Forslund has said that keeping patients in their homes longer will both save the state money while benefiting the patient. He told lawmakers in December that nursing home costs are 157 percent higher than home care costs.
Dunn says that nationally, a large chunk of Medicare spending goes to caring for the chronically ill in the last years of their life.
"The expense largely comes from hospitalizations," he explains. "So whatever keeps patients out of the hospital (or out of expensive nursing homes) will save money — and home visits can help with this."
On top of the financial side, he says, there's the ability to make that patient-physician connection.
"I have brought Nerf guns to my patients in the hospital," he says. "Because that to me is how medicine should be."
He tells Shellard about how the Mesa clinic became an Olympic curling arena last week, when staff weighed down Kleenex boxes and pushed them along the floor. He jokingly admonishes her for bringing them bags of candy and cookies for Valentine's Day.
The conversation continues winding from the serious (adjusting medications) to the more casual (Pam cleaned half of her closet). Shellard tells Dunn she's been lifting one-pound weights — a big deal for a woman with two torn rotator cuffs and a torn bicep.
"Woah!" Dunn says. "Good! Keep moving. Love it."
"I can't pull my pants up hardly, it's a pain," she says. "If I can't pull my pants up, I'm going to the nursing home."
She reminds him that avoiding that place is her goal in life. She doesn't want to go back to the nursing home. She wants to stay in her apartment, with its green couch and lamps and fish tanks. She wants to keep walking out the door, past the sticky notes reminding her to remember her wallet and emergency button, to keep going to the Humane Society to pet the dogs.

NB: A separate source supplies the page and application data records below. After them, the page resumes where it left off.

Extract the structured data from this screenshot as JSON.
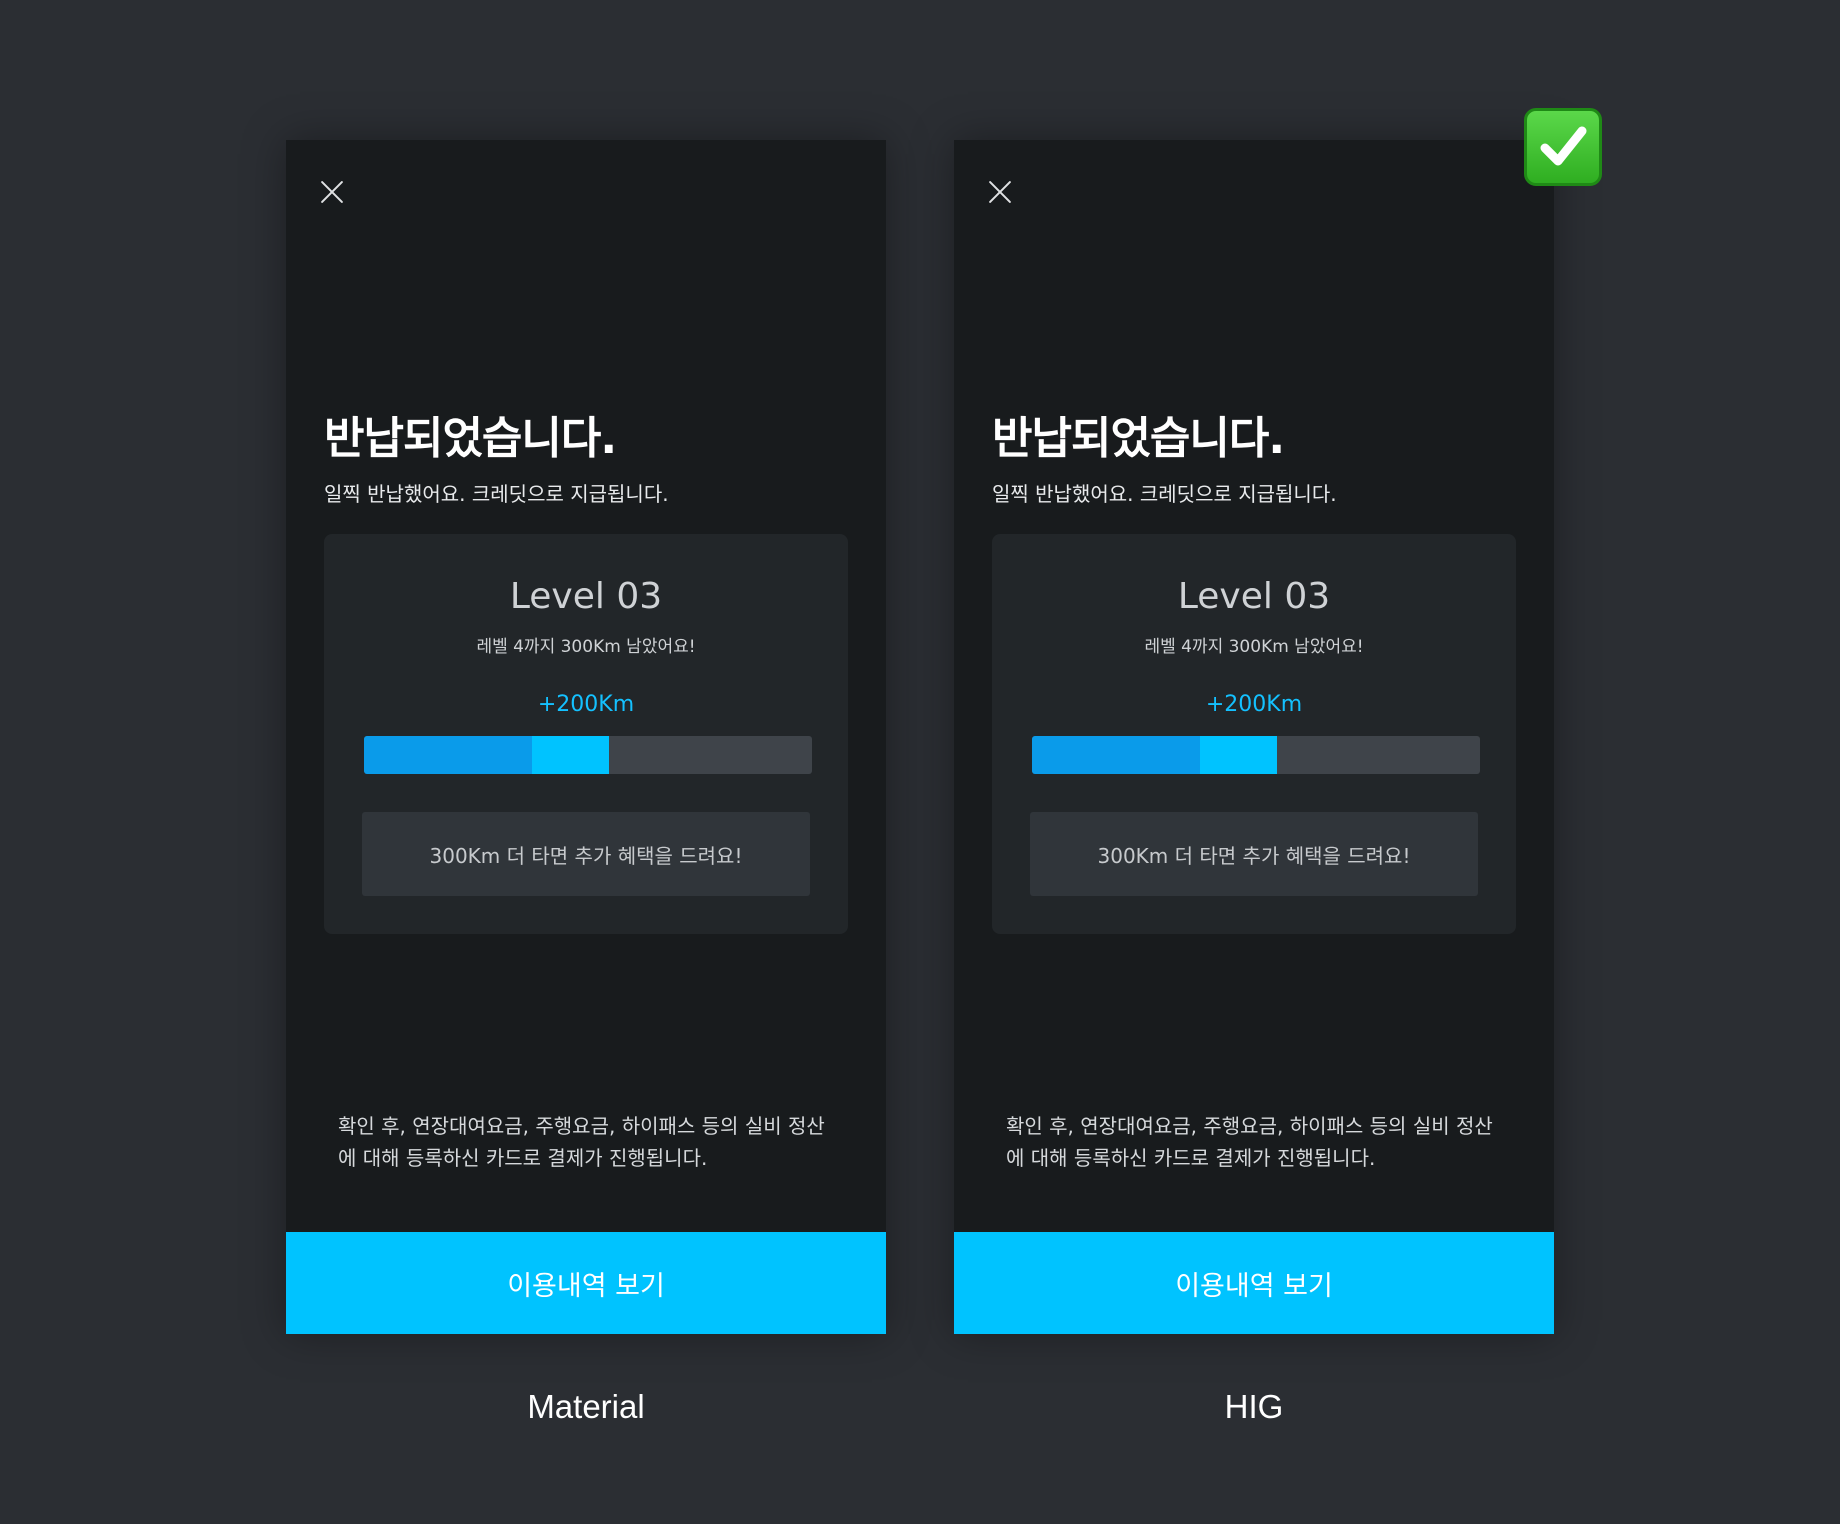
{
  "variants": [
    {
      "name": "Material",
      "title": "반납되었습니다.",
      "subtitle": "일찍 반납했어요. 크레딧으로 지급됩니다.",
      "card": {
        "level": "Level 03",
        "level_sub": "레벨 4까지 300Km 남았어요!",
        "gain": "+200Km",
        "progress": {
          "base": 0.375,
          "gain": 0.172
        },
        "benefit": "300Km 더 타면 추가 혜택을 드려요!"
      },
      "notice": "확인 후, 연장대여요금, 주행요금, 하이패스 등의 실비 정산에 대해 등록하신 카드로 결제가 진행됩니다.",
      "cta": "이용내역 보기"
    },
    {
      "name": "HIG",
      "title": "반납되었습니다.",
      "subtitle": "일찍 반납했어요. 크레딧으로 지급됩니다.",
      "card": {
        "level": "Level 03",
        "level_sub": "레벨 4까지 300Km 남았어요!",
        "gain": "+200Km",
        "progress": {
          "base": 0.375,
          "gain": 0.172
        },
        "benefit": "300Km 더 타면 추가 혜택을 드려요!"
      },
      "notice": "확인 후, 연장대여요금, 주행요금, 하이패스 등의 실비 정산에 대해 등록하신 카드로 결제가 진행됩니다.",
      "cta": "이용내역 보기"
    }
  ],
  "badge": {
    "icon": "check-mark-icon",
    "color": "#2fae21"
  },
  "colors": {
    "accent": "#00c3ff",
    "progress_base": "#0a9bea",
    "background": "#2b2e33",
    "screen": "#181b1d"
  }
}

She's not going back.
"No ma'am," Dunn says.
Information from: Casper (Wyo.) Star-Tribune, http://www.trib.com